While signs of strong economic growth in the first quarter led some investors to bet the Bank of Canada will taper asset purchases at its April 21 meeting, Governor Tiff Macklem has cautioned job market slack is a big argument against tightening monetary stimulus to keep a lid on inflation. Firms told MNI there's little pressure on wages even as they seek to bring back workers.
John Betts, Executive Director, Western Forestry Contractors' Association:
"We are expecting, word of mouth, contractors' applications coming back up again, so I'm getting the impression that most of the workforce is returning," Betts told MNI.
Firms planted a record number of trees in British Columbia last year and the goal is to match that again in 2021, he said. The danger of having to shut down work sites for Covid-19 outbreaks remains a challenge, which could also hurt recruiting, he said.
Wages are likely to remain steady, he said, following a strong increase a few years ago, he said.
Breanne O'Reilly, program manager at PetroLMI Division of Energy Safety Canada:
"We think that 2021 is going to continue to be a rough year for the industry. We are projecting a slight increase in 2021 but employment not recovering until 2022, with the pandemic and other uncertainty around with vaccination and increased travel driving oil demand," she told MNI.
"There is going to be a lot of demand in the areas such as IT and environmental social government tools as the industry has changed," she said. "Those are the areas where other industries are also hiring so there is high competition for those roles."
The industry may need a push to attract younger workers after years of volatility scared some people away, she said. "We have not done great work to attract young workers in this industry," she said. "Younger workers are not seeking a career in the oil and gas industry as there were a lot of fluctuations last year and it is seen as unstable."
Brady Stadnicki, Policy Manager, Canadian Cattlemen's Association:
"One of the beef cattle industry's challenges has been securing enough labor at the beef processing plant and farm level," he said. "Labor shortages continue to be a challenge for the industry."
Wages appear poised for another modest year, in line with a trend over the past five years for small and steady growth, he said.
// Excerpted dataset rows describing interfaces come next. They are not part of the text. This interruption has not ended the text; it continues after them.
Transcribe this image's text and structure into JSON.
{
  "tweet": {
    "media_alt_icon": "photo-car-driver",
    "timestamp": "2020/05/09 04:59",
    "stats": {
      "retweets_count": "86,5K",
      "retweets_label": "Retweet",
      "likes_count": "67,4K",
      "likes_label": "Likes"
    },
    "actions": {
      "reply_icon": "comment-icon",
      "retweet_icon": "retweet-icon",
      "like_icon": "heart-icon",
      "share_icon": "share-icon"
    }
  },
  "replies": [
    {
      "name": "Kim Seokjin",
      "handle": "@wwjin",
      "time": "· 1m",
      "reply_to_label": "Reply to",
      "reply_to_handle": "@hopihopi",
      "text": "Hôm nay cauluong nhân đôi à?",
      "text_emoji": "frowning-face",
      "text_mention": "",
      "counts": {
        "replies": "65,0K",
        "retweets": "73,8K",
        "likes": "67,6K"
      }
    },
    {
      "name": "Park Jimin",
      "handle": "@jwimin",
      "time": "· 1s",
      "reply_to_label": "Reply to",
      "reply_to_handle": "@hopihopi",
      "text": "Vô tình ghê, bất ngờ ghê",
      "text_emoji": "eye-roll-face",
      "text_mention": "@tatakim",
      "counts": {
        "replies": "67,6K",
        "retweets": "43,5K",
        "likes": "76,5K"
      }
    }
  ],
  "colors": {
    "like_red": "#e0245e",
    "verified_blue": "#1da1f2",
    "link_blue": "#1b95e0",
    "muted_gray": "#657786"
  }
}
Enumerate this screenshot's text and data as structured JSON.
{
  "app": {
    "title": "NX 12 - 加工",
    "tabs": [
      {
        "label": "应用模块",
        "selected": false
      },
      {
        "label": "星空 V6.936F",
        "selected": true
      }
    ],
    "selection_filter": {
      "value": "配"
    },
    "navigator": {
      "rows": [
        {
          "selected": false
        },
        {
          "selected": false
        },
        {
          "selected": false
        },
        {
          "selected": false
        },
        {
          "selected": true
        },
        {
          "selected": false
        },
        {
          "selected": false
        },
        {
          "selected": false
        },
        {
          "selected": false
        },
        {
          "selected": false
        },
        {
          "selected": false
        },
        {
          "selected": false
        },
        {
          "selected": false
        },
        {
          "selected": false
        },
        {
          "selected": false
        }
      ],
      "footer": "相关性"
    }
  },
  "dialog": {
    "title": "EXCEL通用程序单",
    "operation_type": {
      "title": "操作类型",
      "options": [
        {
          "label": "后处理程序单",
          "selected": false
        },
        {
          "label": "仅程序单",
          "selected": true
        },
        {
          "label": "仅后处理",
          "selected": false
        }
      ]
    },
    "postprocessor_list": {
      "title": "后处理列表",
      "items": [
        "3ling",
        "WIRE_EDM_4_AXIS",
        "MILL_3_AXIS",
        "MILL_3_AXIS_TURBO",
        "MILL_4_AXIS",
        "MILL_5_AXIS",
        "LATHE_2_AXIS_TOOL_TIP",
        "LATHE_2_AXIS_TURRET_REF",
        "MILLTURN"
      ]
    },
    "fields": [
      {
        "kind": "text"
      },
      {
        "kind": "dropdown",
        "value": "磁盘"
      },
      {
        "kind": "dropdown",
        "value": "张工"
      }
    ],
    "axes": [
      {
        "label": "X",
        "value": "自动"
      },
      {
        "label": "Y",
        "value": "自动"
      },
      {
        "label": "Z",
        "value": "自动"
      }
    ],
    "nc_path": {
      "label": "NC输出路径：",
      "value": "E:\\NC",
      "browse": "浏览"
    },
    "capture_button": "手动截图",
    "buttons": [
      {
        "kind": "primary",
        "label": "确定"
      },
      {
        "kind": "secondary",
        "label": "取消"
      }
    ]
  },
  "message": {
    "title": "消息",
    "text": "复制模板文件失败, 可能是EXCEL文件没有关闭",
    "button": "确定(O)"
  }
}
"I think overall the agriculture and beef industry is a steady and strong industry to help the country work through the pandemic and it will be a really strong driver of Canada's economic recovery."